And while this would be bad and limiting enough for the ‘client states’ in question, what has invariably made it worse is the American insistence upon ‘paternalism’ in these relationships.
That is to say, point-blank refusing to countenance their dealings with other sovereign states in the course of such arrangements as anything like a ‘conversation’ of even notional equals, or actual ‘partners’ who each bring to the table valid points of view.
Instead, as we are seeing with the recent threats against India – a far more ‘unilateral’ approach is taken, perhaps as befits an ‘Imperial Center’ who’ve come to view themselves as some horrendous combination of “Hyperpower” and “Chakravartin”.
A unipolar hegemon who, it would appear, has all but forgotten what it is to have “friends” on the international stage, in avowed preference of viewing its associates as something altogether more akin to “satrapies”.
And to be fair here – both to the US in general, as well as to the Trump Administration in particular – this is not entirely a new phenomenon. If one were to look not at all that far back in the annals of history, something like the unjust demands made of Japan by America at the Plaza Accords in 1985 stands out as an emblematic example. Or, for that matter, the US’s straight-up diktat-orial refusal to compromise with New Zealand over the issue of their nuclear ships in our waters which was occurring roughly contemporaneously.
Going back further, and further-afield, we can find any number of Imperial powers carrying out similar conduct with regard to smaller or otherwise less ‘potent’ polities, and for avowedly similar reason.
Although the funny thing about that is – this kind of arrogant and aggressive conduct not infrequently occurs toward the *end* of a given Power’s tenure as ‘giant in the playground’.
How long, for instance, did it take Athens to go from purporting to uphold (Greek) Freedom against a tyrannous “evil empire” … through to the much-changed rhetoric of the Melian Dialogue (wherein the Athenians abandoned the high-minded pretenses the Delian League was nominally founded under, and proceeded to offer terms to the previously neutral state of Melos which literally amounted to “Join (and pay exorbitant tribute) Or Die” ) … and from thence to escalating rebellion among its previous ‘allies’ in response to increasingly brutal Athenian conduct, followed not long after by Spartan triumph and Athenian geopolitical and political collapse.
With all of that in mind, the Americans would perhaps be advised to ponder whether this ongoing campaign of attempted-intimidation against a rising Great Power in pursuit of very much *temporary* gains against a regional adversary or for their less-competitive domestic industries … is actually likely to be “worth it” in the longer run.
We have all heard the aphorism “Don’t Poke The Bear”, in deference to Russia.
Perhaps, as applies the American interaction with India, the US would be wise to recall another maxim – “Don’t Tread On” the Cobra.
PS – I have no idea how/why i keep accidentally producing extended discursive analysis at odd hours of the morning; or, for that matter, why it winds up doing thing like jumping around in time by about two and a half thousand years
Curwen Ares Rolinson has endured almost a decade’s worth of experience at the highest levels of New Zealand Politics; serving as a prominent public face of left-nationalism in his home country before making the transition to political journalism and work in the PR field.

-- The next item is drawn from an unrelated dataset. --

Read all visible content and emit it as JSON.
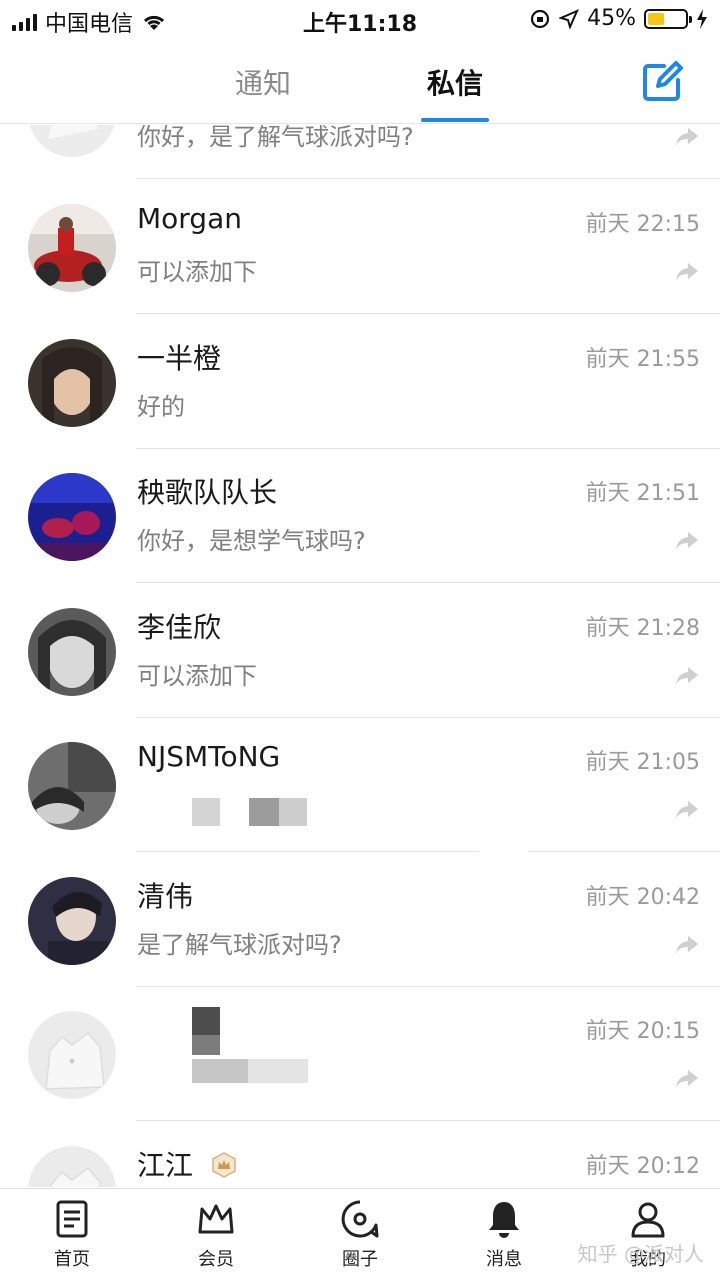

His writing has been published in a wide array of outlets – ranging from his award-winning “Sex, Drugs & Electoral Rolls” magazine column, as well as the Official Gazette of the Bolivarian Republic of Venezuela, and of course the radically dangerous Fort Russ News